:: WHAT THE TASK REQUIRES ::
Scan the records for the string "value", then copy each line that has it.

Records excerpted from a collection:
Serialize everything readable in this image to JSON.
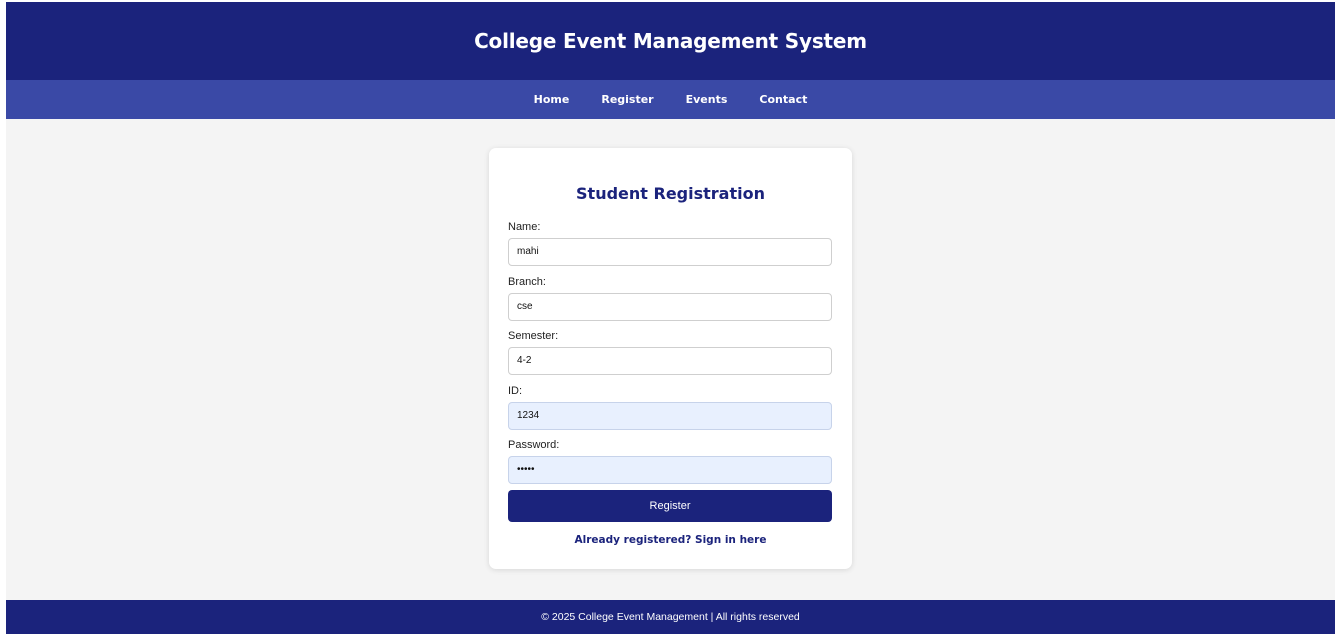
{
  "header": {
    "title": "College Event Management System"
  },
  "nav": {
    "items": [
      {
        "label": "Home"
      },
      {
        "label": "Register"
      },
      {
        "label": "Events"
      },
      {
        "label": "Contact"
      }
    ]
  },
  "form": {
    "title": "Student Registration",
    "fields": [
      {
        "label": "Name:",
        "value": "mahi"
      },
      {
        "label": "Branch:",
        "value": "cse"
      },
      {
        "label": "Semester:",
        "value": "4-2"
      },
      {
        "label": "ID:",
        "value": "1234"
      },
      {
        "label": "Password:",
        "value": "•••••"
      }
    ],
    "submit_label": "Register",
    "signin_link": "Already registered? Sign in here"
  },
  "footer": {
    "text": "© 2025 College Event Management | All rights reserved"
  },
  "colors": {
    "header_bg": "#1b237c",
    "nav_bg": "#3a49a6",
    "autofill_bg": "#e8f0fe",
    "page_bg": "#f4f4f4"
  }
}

:: RESPONSE ::
        "value": "mahi"
        "value": "cse"
        "value": "4-2"
        "value": "1234"
        "value": "•••••"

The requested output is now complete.